• [WHAT IS NEEDED]: From the records below, copy each line that has the word "else" in it.

═════ DATA SECTION ═════

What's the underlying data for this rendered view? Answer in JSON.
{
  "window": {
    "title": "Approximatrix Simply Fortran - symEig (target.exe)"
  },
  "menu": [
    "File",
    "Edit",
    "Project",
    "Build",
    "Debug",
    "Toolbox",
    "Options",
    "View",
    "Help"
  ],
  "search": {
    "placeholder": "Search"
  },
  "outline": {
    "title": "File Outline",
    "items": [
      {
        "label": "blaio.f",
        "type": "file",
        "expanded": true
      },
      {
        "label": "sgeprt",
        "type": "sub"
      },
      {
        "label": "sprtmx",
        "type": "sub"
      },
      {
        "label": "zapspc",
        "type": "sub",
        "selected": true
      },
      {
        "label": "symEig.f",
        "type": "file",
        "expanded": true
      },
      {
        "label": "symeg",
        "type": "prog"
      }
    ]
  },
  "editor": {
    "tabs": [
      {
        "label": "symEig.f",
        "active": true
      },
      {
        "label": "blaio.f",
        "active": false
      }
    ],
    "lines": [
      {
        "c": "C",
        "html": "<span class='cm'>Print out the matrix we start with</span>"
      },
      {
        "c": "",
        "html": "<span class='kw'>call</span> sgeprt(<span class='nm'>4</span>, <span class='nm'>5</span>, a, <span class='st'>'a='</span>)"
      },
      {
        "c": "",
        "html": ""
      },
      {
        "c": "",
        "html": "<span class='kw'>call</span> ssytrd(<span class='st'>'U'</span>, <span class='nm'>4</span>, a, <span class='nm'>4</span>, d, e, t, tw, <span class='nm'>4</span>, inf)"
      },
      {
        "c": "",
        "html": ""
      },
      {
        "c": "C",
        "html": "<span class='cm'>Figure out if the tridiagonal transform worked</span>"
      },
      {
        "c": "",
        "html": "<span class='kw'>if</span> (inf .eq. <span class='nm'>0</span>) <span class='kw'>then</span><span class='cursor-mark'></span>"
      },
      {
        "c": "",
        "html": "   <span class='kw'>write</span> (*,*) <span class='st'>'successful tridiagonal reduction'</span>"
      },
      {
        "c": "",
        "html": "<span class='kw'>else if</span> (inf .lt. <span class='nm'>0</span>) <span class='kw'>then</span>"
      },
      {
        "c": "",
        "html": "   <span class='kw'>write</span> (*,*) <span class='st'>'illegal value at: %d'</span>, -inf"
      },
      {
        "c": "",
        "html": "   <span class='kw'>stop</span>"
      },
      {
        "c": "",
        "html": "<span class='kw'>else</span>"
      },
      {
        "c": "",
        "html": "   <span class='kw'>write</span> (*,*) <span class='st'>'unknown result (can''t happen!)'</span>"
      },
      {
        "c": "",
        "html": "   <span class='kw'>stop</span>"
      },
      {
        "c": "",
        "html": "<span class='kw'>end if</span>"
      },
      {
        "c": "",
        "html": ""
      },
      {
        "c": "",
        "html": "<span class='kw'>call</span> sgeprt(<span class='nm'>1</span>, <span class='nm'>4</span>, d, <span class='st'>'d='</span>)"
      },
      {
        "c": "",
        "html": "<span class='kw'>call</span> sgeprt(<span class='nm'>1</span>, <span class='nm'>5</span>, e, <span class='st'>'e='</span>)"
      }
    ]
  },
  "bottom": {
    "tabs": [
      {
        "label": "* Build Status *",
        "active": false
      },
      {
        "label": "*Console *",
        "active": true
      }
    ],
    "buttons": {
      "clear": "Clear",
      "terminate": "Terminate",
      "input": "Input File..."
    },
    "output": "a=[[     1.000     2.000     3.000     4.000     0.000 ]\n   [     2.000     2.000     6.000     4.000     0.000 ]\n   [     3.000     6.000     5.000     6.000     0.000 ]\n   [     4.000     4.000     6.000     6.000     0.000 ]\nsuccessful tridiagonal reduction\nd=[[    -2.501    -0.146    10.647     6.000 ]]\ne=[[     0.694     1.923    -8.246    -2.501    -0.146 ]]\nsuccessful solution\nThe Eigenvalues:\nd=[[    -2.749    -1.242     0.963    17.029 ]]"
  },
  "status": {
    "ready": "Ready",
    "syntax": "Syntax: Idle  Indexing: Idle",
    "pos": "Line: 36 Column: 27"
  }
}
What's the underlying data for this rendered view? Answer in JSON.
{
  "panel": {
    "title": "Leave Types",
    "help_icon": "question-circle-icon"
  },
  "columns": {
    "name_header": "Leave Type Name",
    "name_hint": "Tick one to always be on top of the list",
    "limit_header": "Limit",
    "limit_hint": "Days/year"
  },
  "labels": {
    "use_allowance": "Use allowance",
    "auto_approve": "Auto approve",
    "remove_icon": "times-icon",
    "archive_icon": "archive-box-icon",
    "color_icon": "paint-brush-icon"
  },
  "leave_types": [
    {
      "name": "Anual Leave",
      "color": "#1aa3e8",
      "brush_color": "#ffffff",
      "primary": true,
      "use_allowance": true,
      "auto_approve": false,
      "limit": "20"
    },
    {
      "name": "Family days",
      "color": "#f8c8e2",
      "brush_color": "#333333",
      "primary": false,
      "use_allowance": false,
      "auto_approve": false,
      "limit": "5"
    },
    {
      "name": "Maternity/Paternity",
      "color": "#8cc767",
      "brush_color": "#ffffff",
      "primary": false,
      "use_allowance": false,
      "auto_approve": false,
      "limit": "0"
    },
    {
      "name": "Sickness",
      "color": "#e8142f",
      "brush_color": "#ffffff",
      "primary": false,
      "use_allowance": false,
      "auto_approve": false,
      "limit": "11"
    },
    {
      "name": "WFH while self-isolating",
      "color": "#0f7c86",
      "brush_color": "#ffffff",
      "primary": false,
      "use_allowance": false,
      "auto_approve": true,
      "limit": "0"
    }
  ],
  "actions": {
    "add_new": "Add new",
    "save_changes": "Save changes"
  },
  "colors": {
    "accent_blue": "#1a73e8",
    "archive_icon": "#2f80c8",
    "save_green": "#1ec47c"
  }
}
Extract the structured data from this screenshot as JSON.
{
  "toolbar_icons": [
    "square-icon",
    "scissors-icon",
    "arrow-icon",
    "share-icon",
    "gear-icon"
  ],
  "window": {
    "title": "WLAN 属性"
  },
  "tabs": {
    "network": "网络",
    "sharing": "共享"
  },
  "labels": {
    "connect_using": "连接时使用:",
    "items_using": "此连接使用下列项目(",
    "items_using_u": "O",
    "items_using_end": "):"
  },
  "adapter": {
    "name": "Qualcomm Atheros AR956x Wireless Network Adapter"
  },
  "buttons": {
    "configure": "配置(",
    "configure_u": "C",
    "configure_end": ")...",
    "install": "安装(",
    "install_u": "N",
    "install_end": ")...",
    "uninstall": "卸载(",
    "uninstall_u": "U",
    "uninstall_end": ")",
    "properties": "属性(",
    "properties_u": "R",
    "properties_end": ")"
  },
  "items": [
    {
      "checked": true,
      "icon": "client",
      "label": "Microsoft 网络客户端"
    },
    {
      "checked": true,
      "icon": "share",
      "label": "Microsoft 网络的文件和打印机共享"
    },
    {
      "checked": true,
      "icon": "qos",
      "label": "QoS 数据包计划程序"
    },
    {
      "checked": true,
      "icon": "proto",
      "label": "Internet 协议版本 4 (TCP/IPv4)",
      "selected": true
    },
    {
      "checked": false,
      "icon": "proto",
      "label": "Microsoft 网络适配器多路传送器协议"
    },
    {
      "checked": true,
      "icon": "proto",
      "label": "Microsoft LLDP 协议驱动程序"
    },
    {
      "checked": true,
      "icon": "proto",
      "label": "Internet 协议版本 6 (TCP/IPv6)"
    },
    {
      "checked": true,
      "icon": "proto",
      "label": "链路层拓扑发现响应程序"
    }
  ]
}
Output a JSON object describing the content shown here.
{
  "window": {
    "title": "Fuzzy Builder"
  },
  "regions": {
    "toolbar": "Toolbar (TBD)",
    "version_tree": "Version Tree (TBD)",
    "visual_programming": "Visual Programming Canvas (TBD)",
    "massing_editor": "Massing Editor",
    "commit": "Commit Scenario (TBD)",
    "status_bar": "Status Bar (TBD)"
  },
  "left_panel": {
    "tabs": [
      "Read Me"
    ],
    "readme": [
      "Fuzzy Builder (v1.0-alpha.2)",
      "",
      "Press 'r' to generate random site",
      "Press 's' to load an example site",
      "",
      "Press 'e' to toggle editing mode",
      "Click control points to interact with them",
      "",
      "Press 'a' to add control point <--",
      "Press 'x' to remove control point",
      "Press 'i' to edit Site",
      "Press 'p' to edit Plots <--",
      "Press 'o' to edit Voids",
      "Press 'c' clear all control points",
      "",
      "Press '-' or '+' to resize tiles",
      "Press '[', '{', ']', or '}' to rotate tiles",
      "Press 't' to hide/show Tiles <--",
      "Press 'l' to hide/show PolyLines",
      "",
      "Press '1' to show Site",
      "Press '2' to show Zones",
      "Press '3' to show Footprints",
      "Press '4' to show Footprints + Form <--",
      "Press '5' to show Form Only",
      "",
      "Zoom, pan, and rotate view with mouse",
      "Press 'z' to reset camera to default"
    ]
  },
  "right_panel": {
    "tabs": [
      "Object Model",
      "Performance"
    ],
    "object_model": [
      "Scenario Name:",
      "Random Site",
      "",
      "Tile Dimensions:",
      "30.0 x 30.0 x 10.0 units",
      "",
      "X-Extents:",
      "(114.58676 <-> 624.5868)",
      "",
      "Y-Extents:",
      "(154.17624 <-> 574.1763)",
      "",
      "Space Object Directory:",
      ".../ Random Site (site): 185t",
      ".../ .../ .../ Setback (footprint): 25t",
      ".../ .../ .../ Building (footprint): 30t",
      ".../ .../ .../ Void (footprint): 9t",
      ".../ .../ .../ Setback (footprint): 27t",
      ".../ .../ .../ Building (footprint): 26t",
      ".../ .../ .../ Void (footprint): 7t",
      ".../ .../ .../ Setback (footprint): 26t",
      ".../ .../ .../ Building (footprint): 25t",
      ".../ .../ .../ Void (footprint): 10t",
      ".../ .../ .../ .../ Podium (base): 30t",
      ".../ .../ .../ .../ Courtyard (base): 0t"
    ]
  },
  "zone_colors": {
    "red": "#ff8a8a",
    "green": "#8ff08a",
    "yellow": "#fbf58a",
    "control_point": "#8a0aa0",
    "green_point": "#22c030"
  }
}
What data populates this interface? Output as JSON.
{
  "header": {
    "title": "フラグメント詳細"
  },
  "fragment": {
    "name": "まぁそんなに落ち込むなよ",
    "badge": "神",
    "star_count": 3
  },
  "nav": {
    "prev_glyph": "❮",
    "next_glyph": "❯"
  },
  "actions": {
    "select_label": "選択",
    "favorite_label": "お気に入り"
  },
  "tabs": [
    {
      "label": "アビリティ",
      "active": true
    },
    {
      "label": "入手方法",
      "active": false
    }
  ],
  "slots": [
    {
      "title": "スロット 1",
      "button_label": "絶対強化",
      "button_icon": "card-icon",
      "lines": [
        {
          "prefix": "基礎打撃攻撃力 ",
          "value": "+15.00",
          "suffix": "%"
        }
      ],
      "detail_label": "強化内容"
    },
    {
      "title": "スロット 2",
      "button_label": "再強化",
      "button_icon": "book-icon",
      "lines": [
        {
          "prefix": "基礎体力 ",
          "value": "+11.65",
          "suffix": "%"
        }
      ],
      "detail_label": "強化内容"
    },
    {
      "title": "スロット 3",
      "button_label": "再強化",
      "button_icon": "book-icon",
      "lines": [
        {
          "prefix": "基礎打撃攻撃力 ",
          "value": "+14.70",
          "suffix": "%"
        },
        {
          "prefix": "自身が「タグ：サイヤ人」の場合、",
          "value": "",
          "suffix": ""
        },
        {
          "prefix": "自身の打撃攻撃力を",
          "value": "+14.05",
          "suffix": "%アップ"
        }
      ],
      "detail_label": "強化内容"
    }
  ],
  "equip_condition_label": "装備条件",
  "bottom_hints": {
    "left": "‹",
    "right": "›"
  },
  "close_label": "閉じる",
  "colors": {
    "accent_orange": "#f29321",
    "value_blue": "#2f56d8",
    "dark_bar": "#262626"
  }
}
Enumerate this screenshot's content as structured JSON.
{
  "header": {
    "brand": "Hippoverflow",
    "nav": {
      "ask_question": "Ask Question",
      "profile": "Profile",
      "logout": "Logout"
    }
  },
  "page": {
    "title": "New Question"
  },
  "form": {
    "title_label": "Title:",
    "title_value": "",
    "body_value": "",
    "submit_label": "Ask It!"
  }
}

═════

• [PROBLEM SOLUTION]:
        "html": "<span class='kw'>else if</span> (inf .lt. <span class='nm'>0</span>) <span class='kw'>then</span>"
        "html": "<span class='kw'>else</span>"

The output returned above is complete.